The Bizarre World of New Labour…

The news that Andrew Smith resigned throws up more questions than answers. We have been asked to accept, at face value, two letters that were exchanged between Tony Blair and Andrew Smith suggesting that: (1) Andrew Smith resigned so that he could spend more time with his family and in his constituency; and (2) Tony Blair was reluctanct to see him go as he was doing an excellent job.

Be honest, if that was the case, wouldn’t he have stayed a few more days until the planned reshuffle – not make headlines by resigning? The truth is more likely to be that as more and more in the party realise that Blair is becoming an electoral liability, Tony increasingly feels the need to be surrounded on all sides by Blairite loyalists to shore up his increasing sense of insecurity! The rest of us rub our hands as his grim determination to hang on to the bitter end is sure to cost Labour dearly next May.

You’re scared aren’t you?

Peter Hain has been grabbing headlines this morning with a tactic we haven’t heard in many a year. Older readers may remember this tactic being used at different times by both Tories and Labour. It goes something like: ” Dear disaffected Labour (Tory) voter, we know that we’ve been a bit of a disappointment to you. However, we heard that you were thinking of voting LibDem at the next election. We would like to warn you that if you do that, you’ll let the Tories (Labour) in (back in) and we’re sure that you don’t want that do you?”

Old as the hills, but what’s interesting is that since Blair came to power, the Labour majority has been so big that they’ve really eased up on the LibDems. Something of a truce appeared to have been called.

I think that what has changed now is that Labour are genuinely scared. There is a real mood in the country of disaffection with this government. Labour know that they are going to shed votes at the next election – they’re just not sure who’s going to benefit the most.

So Peter Hain is scaremongering. Don’t vote LibDem – they have extreme policies. If you knew what they stood for – you wouldn’t like them. I think Peter Hain underestimates the British electorate. I think the LibDems are gaining support from people who do understand what they stand for – and they like it. They know that LibDems opposed the war in Iraq – and the majority of the public agreed.

The British electorate are, I believe, smarter that Labour currently give us credit for.

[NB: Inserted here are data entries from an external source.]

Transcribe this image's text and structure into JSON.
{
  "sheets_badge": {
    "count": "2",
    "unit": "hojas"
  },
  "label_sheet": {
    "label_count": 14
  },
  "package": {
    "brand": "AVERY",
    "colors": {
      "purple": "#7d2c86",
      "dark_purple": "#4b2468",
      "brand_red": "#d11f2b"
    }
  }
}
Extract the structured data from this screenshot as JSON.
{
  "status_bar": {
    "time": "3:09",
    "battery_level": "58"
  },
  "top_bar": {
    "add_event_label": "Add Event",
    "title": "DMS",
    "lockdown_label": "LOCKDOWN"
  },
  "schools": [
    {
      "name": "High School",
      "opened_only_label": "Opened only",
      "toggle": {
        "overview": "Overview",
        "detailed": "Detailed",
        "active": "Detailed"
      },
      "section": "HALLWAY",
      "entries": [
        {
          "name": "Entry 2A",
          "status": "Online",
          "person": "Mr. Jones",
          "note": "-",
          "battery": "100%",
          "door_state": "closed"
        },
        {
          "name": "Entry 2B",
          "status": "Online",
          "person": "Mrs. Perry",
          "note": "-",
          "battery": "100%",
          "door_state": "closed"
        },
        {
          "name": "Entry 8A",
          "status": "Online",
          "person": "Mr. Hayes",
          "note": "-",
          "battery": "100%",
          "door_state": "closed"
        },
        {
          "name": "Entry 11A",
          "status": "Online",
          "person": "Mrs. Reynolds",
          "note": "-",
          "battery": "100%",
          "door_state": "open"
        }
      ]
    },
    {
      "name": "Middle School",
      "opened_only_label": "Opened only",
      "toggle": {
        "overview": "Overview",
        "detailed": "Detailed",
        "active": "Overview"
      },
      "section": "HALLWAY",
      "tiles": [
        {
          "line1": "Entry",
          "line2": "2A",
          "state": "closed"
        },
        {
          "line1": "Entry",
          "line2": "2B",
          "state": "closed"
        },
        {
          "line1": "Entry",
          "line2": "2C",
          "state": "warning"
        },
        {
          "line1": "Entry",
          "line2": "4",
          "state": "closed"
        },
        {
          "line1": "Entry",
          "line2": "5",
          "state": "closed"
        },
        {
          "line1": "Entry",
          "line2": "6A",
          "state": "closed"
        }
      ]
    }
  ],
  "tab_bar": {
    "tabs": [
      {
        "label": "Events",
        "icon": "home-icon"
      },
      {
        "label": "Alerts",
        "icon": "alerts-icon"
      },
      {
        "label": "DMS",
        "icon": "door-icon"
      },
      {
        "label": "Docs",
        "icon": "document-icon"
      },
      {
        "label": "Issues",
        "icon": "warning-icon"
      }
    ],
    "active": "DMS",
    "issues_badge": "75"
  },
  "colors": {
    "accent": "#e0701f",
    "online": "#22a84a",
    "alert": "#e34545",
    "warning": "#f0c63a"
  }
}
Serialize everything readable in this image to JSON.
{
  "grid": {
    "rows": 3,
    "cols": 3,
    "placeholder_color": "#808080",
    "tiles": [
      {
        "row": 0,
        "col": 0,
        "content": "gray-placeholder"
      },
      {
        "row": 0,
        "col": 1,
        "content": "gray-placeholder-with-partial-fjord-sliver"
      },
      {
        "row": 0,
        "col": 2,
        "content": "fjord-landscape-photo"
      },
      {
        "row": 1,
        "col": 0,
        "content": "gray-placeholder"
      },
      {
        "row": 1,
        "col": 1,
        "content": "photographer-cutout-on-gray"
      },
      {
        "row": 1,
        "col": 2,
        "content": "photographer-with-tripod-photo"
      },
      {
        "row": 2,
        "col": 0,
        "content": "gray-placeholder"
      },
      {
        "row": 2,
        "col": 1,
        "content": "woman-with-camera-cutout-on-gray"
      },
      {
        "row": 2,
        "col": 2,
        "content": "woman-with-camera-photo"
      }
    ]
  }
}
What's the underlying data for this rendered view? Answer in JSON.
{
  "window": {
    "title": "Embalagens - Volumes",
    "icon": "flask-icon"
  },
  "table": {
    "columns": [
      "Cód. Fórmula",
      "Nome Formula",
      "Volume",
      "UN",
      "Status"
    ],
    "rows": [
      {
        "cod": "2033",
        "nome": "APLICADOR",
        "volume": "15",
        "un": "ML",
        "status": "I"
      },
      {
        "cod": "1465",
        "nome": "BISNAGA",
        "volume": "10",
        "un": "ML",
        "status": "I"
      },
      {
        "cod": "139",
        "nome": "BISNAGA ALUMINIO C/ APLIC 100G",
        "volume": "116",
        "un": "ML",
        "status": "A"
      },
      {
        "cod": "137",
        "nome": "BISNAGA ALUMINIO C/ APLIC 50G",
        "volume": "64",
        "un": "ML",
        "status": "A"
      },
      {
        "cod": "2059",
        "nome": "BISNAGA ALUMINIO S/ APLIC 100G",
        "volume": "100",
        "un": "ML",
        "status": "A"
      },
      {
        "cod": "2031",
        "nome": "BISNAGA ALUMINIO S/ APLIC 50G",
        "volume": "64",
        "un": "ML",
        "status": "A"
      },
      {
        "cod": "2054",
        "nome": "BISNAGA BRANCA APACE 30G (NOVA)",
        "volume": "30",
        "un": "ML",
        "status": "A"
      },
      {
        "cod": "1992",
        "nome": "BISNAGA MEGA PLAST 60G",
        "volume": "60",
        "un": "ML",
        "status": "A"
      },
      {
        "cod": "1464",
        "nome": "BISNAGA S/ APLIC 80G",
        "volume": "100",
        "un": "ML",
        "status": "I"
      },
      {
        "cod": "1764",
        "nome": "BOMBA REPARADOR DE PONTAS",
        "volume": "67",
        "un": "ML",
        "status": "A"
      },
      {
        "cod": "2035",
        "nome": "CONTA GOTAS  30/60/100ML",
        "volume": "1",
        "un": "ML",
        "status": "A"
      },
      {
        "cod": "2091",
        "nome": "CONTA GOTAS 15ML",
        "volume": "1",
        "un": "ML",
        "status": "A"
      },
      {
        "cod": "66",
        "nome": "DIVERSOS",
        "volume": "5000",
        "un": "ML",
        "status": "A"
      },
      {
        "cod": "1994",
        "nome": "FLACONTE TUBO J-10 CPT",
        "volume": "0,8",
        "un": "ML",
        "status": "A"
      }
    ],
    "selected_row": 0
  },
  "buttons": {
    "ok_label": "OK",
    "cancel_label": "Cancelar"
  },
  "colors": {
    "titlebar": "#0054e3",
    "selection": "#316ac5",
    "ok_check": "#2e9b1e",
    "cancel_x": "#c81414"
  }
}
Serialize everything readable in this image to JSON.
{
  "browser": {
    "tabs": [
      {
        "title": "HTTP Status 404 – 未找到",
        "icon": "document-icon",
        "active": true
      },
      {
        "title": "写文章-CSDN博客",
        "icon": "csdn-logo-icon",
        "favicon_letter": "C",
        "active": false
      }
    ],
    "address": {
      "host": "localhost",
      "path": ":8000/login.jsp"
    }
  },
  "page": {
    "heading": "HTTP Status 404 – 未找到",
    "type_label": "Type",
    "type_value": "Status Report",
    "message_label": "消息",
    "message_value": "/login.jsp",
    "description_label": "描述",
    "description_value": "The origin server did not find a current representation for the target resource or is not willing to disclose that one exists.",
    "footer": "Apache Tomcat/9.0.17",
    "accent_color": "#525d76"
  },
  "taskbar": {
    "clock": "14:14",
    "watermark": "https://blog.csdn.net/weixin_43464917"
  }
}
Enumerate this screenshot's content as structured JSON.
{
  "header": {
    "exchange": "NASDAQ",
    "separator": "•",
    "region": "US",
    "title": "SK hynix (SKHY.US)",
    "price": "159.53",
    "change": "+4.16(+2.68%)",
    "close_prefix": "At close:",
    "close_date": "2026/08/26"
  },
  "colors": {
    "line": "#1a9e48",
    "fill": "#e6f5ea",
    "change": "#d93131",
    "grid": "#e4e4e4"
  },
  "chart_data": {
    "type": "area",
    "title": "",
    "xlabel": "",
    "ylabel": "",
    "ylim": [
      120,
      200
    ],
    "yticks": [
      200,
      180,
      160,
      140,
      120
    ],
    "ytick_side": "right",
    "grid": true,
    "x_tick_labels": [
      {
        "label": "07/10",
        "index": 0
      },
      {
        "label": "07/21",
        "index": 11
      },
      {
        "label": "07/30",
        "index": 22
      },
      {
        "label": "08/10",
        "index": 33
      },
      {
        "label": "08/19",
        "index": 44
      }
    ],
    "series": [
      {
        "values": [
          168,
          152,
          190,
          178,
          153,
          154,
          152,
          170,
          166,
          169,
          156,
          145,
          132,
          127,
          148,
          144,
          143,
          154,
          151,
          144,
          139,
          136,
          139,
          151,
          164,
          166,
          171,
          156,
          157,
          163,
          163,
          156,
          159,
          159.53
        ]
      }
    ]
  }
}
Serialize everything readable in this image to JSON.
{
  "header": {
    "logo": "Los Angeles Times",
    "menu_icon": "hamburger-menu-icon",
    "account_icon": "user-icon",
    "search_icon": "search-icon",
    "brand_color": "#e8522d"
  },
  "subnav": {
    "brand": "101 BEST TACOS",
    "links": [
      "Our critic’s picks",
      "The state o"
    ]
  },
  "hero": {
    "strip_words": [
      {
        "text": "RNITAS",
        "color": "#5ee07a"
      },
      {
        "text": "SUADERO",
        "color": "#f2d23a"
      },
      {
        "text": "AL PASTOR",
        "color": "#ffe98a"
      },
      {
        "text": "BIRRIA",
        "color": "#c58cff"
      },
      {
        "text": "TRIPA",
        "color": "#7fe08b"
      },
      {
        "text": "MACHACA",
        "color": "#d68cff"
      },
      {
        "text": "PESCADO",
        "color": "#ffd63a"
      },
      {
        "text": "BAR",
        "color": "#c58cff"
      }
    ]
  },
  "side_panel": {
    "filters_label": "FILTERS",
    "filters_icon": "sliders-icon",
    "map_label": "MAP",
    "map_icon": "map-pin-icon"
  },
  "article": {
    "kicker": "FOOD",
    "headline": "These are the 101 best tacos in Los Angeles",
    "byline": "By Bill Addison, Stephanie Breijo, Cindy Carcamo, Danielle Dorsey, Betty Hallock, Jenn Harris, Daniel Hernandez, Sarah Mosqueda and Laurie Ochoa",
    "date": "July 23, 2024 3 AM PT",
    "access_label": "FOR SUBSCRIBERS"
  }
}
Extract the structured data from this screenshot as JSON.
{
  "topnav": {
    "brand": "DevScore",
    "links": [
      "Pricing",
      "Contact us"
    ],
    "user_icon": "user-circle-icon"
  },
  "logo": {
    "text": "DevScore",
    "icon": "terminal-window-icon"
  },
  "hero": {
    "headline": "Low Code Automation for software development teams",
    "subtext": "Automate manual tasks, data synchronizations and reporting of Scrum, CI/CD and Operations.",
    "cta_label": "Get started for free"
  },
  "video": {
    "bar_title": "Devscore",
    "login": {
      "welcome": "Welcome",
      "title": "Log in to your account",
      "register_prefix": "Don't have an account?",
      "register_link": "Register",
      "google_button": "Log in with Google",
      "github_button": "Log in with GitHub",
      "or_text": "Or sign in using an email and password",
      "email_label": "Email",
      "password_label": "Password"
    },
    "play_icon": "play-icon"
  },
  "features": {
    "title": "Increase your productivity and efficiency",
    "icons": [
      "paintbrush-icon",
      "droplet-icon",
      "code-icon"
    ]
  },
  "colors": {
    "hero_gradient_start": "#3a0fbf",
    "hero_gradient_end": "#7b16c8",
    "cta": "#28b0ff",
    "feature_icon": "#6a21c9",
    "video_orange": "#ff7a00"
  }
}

They need to wake and smell the coffee. The real nightmare is for hundreds of decent hardworking Labour MPs who will wake up in May to find they lost their seats because of the arrogance of their leadership.

Good to be back

The long summer recess is over (mine, not theirs!) and
it’s good to be back. Thank you for all of your
feedback and comments while I’ve been away. Special
mention to;, an audacious concept – but their report makes
very interesting reading! The upshot of all of
this is that if he didn’t deliberately mislead us, then
he must have been niaive to the point of incompetence.
Either way – incompetent or dishonest – do we really
want him to continue as PM? Read the report and make up
your own minds.

Just got my hands on my hot off the press copy of
“>The Orange Book
. This is a collection of essays
by leading LibDem thinkers, some of which is very
radical. I’ll update you when I’ve read it.

Just time to respond to Cramlington Village Councillor. I think the
debate about “how local is local” in Hartlepool has
become a bit of a sideshow now. Jody has pledged
herself to Hartlepool if she wins, and I would expect
her to rightly divide her time between Westminster and
Hartlepool. I just wonder if this is the best
mud-slinging that Labour can come up with in
Hartlepool. The real issues are the public’s opinion of
our Prime Minister’s handling of the war – and the
cronyism that led to Mandelson being handed the EU
Commisioner’s job when there are so many more deserving
candidates that could have been considered.